Now, I know for most of you, this seems like a rather simple idea. The definition of concatenation is, according to Dictionary.com is :
verb (used with object)
1. to link together; unite in a series or chain.
Simply put, you combine two or more strings together to form a new string.
So, the first way I learned to concatenate two string together was as shown below:
SELECT ‘book’ + ‘case’;
The output, as I’m sure you have figured out for yourself, is:
Now, one of the big problems with concatenating strings this way is if any value results in NULL. For example,
SELECT ‘book’ + ‘case’ + NULL;
This will give a result of
Now, obviously, this could be very bad if you were actually expecting some data to show up.
Also, you have to watch for things that are not strings showing up in your query. Things like:
SELECT ‘book’ + 1;
Msg 245, Level 16, State 1, Line 7
Conversion failed when converting the varchar value ‘book’ to data type int.
Yes, that’s right. Probably not quite what anyone expected. A big, fat error.
Now, starting in SQL Server 2012, things got a little bit easier. We finally got the lovely CONCAT function. All of the issues that we’ve been talking about with the + operator are completely gone away. We can finally do the following statements and not worry about it returning NULL:
SELECT CONCAT('book', 'case', NULL);
Even better is that the below statement doesn’t result in an error:
SELECT CONCAT(1, 'st down')
It results in:
Now that is pure greatness.
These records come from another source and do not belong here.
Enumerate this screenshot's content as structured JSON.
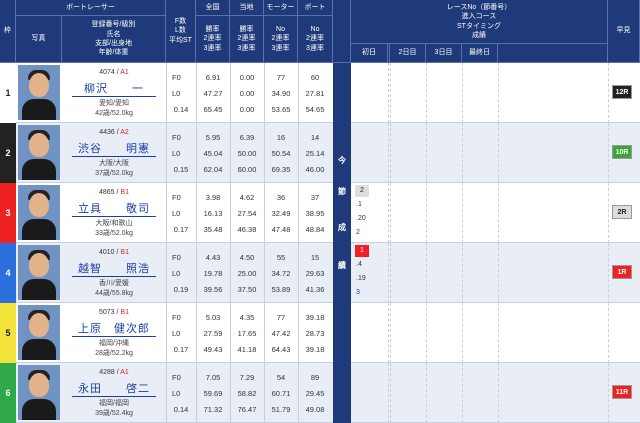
{
  "headers": {
    "lane": "枠",
    "photo": "写真",
    "boatracer": "ボートレーサー",
    "racer_info": "登録番号/級別\n氏名\n支部/出身地\n年齢/体重",
    "f_l_st": "F数\nL数\n平均ST",
    "national": "全国",
    "local": "当地",
    "motor": "モーター",
    "boat": "ボート",
    "rates": "勝率\n2連率\n3連率",
    "no_rates": "No\n2連率\n3連率",
    "series": "レースNo（節番号）\n進入コース\nSTタイミング\n成績",
    "days": [
      "初日",
      "2日目",
      "3日目",
      "最終日"
    ],
    "zenso": "早見",
    "kon_setsu": [
      "今",
      "節",
      "成",
      "績"
    ]
  },
  "racers": [
    {
      "lane": "1",
      "reg": "4074",
      "cls": "A1",
      "name": "柳沢　　一",
      "branch": "愛知/愛知",
      "age": "42歳/52.0kg",
      "f": "F0",
      "l": "L0",
      "st": "0.14",
      "nat": [
        "6.91",
        "47.27",
        "65.45"
      ],
      "loc": [
        "0.00",
        "0.00",
        "0.00"
      ],
      "motor": [
        "77",
        "34.90",
        "53.65"
      ],
      "boat": [
        "60",
        "27.81",
        "54.65"
      ],
      "zenso": "12R",
      "zenso_color": "#222",
      "laneColor": "#fff",
      "laneText": "#222"
    },
    {
      "lane": "2",
      "reg": "4436",
      "cls": "A2",
      "name": "渋谷　　明憲",
      "branch": "大阪/大阪",
      "age": "37歳/52.0kg",
      "f": "F0",
      "l": "L0",
      "st": "0.15",
      "nat": [
        "5.95",
        "45.04",
        "62.04"
      ],
      "loc": [
        "6.39",
        "50.00",
        "60.00"
      ],
      "motor": [
        "16",
        "50.54",
        "69.35"
      ],
      "boat": [
        "14",
        "25.14",
        "46.00"
      ],
      "zenso": "10R",
      "zenso_color": "#3aa63a",
      "laneColor": "#222",
      "laneText": "#fff"
    },
    {
      "lane": "3",
      "reg": "4865",
      "cls": "B1",
      "name": "立具　　敬司",
      "branch": "大阪/和歌山",
      "age": "33歳/52.0kg",
      "f": "F0",
      "l": "L0",
      "st": "0.17",
      "nat": [
        "3.98",
        "16.13",
        "35.48"
      ],
      "loc": [
        "4.62",
        "27.54",
        "46.38"
      ],
      "motor": [
        "36",
        "32.49",
        "47.48"
      ],
      "boat": [
        "37",
        "38.95",
        "48.84"
      ],
      "zenso": "2R",
      "zenso_color": "#ddd",
      "laneColor": "#e22",
      "laneText": "#fff",
      "st_entries": [
        "2",
        ".1",
        ".20",
        "2"
      ]
    },
    {
      "lane": "4",
      "reg": "4010",
      "cls": "B1",
      "name": "越智　　照浩",
      "branch": "香川/愛媛",
      "age": "44歳/55.8kg",
      "f": "F0",
      "l": "L0",
      "st": "0.19",
      "nat": [
        "4.43",
        "19.78",
        "39.56"
      ],
      "loc": [
        "4.50",
        "25.00",
        "37.50"
      ],
      "motor": [
        "55",
        "34.72",
        "53.89"
      ],
      "boat": [
        "15",
        "29.63",
        "41.36"
      ],
      "zenso": "1R",
      "zenso_color": "#e22",
      "laneColor": "#2a6fdb",
      "laneText": "#fff",
      "st_entries": [
        "1",
        ".4",
        ".19",
        "3"
      ]
    },
    {
      "lane": "5",
      "reg": "5073",
      "cls": "B1",
      "name": "上原　健次郎",
      "branch": "福岡/沖縄",
      "age": "28歳/52.2kg",
      "f": "F0",
      "l": "L0",
      "st": "0.17",
      "nat": [
        "5.03",
        "27.59",
        "49.43"
      ],
      "loc": [
        "4.35",
        "17.65",
        "41.18"
      ],
      "motor": [
        "77",
        "47.42",
        "64.43"
      ],
      "boat": [
        "39.18",
        "28.73",
        "39.18"
      ],
      "zenso": "",
      "zenso_color": "#fff",
      "laneColor": "#f3e23a",
      "laneText": "#222"
    },
    {
      "lane": "6",
      "reg": "4288",
      "cls": "A1",
      "name": "永田　　啓二",
      "branch": "福岡/福岡",
      "age": "39歳/52.4kg",
      "f": "F0",
      "l": "L0",
      "st": "0.14",
      "nat": [
        "7.05",
        "59.69",
        "71.32"
      ],
      "loc": [
        "7.29",
        "58.82",
        "76.47"
      ],
      "motor": [
        "54",
        "60.71",
        "51.79"
      ],
      "boat": [
        "89",
        "29.45",
        "49.08"
      ],
      "zenso": "11R",
      "zenso_color": "#e22",
      "laneColor": "#2fa84a",
      "laneText": "#fff"
    }
  ]
}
Two functions that work equally well. Two functions that can lead to pure happiness when you’re concatenating strings.
So, next time, we’ll go over some more great functions that can help you with SQL. Until then…